That said, if you are in a situation similar to mine (especially if you have preemies) there are some things I recommend. First, it is important to be proactive, even if your child will not immediately be taking milk (ie if they are on liquid nutrition to start). You can start hand expressing immediately after birth, and – new in the last couple years – medela, the most common supplier of hospital-grade pumps, has created a ‘preemie initiate’ setting that stimulates the breast before hand expressing.
If you want to breastfeed, the best hing you can do is get after it. Milk yourself every three hours – the way a baby would if they were eating. Only expect a tiny amount at first – colostrum, the milk that comes right after birth, is meticulously collected in il syringes. But if it hurts or you aren’t getting any, ask for help: nurses, midwives and care assistants have experience milking new mums, and they’re probably better at it than you are. If your hospital is stressed for resources, ask for a lesson and have your partner help you collect it. It’s not dignified but…well…you get over it quickly. On my fourth day postpartum, I so get out one of the women who had helped me eke out my first drops and proudly showed her my freshly collected 35 mils. I actually got a little choked up – it was a mix of gratitude, pride, relief and Hormones.
Basically the biggest lesson – which I suspect is a theme – is advocate for yourself. Failing that, prep your partner and have them do it for you.

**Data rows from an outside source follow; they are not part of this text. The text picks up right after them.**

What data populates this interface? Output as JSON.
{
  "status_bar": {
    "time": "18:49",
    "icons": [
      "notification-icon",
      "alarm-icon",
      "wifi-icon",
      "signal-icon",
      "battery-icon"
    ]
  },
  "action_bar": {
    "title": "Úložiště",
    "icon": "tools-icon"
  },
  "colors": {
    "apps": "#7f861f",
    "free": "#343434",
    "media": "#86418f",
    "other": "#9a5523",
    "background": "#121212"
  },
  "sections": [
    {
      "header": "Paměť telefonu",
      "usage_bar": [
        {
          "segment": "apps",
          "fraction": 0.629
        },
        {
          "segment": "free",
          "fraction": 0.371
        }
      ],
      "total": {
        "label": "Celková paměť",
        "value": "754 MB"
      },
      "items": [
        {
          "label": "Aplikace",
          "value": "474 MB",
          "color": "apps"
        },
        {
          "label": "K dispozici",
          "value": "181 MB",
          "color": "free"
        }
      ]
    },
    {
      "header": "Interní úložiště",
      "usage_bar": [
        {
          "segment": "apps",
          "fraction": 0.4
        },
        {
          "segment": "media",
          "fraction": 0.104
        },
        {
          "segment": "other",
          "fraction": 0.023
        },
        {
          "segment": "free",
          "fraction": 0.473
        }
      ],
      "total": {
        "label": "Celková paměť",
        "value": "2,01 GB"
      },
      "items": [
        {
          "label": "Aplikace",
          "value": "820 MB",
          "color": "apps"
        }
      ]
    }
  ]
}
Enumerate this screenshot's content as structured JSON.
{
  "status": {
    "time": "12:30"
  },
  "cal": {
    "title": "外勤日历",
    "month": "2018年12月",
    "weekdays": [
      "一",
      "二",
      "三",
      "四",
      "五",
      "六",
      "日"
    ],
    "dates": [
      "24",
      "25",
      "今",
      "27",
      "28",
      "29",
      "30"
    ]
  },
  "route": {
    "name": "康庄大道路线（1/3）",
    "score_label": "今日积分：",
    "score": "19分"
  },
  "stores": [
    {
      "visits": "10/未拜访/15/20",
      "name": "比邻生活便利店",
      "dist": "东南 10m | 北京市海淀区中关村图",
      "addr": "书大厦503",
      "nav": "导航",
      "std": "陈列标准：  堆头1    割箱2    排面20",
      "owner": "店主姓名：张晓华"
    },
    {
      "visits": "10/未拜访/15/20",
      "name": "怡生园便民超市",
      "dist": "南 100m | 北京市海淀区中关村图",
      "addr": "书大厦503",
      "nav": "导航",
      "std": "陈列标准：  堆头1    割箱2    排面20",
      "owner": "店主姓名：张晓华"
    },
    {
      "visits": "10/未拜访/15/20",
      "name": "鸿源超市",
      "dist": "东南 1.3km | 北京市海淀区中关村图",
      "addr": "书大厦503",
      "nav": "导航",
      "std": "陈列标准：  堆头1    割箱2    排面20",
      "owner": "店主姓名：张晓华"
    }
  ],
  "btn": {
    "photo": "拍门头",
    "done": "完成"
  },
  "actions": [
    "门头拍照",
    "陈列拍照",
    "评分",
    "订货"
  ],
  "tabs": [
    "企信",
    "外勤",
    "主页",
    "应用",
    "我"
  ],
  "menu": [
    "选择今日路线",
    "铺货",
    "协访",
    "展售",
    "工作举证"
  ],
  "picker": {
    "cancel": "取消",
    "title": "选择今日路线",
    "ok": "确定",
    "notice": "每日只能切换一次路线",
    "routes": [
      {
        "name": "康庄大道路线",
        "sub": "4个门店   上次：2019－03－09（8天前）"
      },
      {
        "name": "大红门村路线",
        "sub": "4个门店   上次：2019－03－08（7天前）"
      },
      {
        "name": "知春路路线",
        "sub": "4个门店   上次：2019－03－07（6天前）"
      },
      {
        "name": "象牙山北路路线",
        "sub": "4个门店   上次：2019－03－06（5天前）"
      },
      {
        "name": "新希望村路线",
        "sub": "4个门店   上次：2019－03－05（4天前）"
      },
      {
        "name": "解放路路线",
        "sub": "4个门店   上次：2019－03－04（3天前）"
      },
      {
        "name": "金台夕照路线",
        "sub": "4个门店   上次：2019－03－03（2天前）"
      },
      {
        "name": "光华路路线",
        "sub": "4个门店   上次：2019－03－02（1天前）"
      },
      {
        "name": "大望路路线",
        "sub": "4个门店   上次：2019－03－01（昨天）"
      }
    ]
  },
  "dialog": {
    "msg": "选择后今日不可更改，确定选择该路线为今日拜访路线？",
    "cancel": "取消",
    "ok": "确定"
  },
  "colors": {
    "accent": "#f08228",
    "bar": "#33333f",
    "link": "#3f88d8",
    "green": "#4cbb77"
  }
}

There is no way to physically prepare for breastfeeding, so the best thing you can do if it doesn’t come naturally is ask for help – loudly and repeatedly if needed – and be patient with yourself.
And if, after all that, it doesn’t work out or you decide you actually kind of hate it, buy some formula and move on.